Problem statement:
Search the material and gather each line with "needed" in it.

-------------------------

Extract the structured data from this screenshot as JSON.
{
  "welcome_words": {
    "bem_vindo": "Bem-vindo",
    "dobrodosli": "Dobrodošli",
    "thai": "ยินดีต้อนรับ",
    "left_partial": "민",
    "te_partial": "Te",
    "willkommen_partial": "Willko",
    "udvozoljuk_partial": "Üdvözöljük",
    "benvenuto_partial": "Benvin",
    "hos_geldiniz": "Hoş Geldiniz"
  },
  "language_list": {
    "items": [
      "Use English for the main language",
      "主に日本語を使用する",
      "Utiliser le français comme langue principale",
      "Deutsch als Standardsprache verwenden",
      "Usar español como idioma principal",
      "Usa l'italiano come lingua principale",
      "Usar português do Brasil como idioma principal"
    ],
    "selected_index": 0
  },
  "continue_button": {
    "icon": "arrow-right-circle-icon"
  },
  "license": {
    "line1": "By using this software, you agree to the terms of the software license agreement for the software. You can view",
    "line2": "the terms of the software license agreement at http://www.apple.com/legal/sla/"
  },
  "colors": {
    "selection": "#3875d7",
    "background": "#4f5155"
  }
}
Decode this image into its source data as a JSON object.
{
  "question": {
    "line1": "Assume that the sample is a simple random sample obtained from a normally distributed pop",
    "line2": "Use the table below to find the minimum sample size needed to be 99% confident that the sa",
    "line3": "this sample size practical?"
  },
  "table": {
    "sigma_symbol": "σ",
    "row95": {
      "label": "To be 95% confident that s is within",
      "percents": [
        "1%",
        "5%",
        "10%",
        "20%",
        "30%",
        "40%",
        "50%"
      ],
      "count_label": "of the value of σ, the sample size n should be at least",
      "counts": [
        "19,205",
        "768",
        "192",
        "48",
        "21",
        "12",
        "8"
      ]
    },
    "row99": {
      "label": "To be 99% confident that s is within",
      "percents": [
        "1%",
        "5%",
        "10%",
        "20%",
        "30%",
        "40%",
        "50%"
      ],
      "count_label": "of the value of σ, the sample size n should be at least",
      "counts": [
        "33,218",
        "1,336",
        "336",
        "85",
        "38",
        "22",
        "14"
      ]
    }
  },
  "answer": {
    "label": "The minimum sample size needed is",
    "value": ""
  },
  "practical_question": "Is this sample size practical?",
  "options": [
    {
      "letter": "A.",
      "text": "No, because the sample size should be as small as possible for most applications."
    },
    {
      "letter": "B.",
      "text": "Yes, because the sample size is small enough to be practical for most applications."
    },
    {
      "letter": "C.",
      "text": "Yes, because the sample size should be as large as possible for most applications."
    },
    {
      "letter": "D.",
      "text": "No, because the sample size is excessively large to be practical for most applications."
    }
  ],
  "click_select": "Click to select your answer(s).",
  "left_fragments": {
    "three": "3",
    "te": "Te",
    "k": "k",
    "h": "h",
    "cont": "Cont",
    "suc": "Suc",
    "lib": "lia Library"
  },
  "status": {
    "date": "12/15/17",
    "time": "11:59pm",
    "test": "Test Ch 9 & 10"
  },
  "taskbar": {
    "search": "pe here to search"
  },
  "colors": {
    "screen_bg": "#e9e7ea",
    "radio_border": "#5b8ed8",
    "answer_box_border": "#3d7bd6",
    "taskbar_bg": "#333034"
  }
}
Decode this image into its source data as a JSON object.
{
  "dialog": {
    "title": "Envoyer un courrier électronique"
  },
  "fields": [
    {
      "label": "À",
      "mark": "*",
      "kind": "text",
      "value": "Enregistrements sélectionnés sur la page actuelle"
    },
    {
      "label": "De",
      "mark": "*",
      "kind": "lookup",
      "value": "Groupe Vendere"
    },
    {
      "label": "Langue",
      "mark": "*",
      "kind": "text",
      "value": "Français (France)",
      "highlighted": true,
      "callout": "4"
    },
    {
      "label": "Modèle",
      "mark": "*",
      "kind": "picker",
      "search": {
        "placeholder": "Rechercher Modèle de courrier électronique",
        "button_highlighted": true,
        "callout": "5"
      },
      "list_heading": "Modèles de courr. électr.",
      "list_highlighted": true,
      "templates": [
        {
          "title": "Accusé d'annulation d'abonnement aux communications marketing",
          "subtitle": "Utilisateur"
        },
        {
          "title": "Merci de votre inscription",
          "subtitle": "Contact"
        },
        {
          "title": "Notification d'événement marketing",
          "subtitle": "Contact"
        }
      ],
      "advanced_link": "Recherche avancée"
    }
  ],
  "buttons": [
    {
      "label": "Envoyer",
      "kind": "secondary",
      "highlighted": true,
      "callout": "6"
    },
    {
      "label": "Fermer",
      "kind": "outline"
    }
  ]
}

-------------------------

Exercise response:
    "line2": "Use the table below to find the minimum sample size needed to be 99% confident that the sa",
    "label": "The minimum sample size needed is",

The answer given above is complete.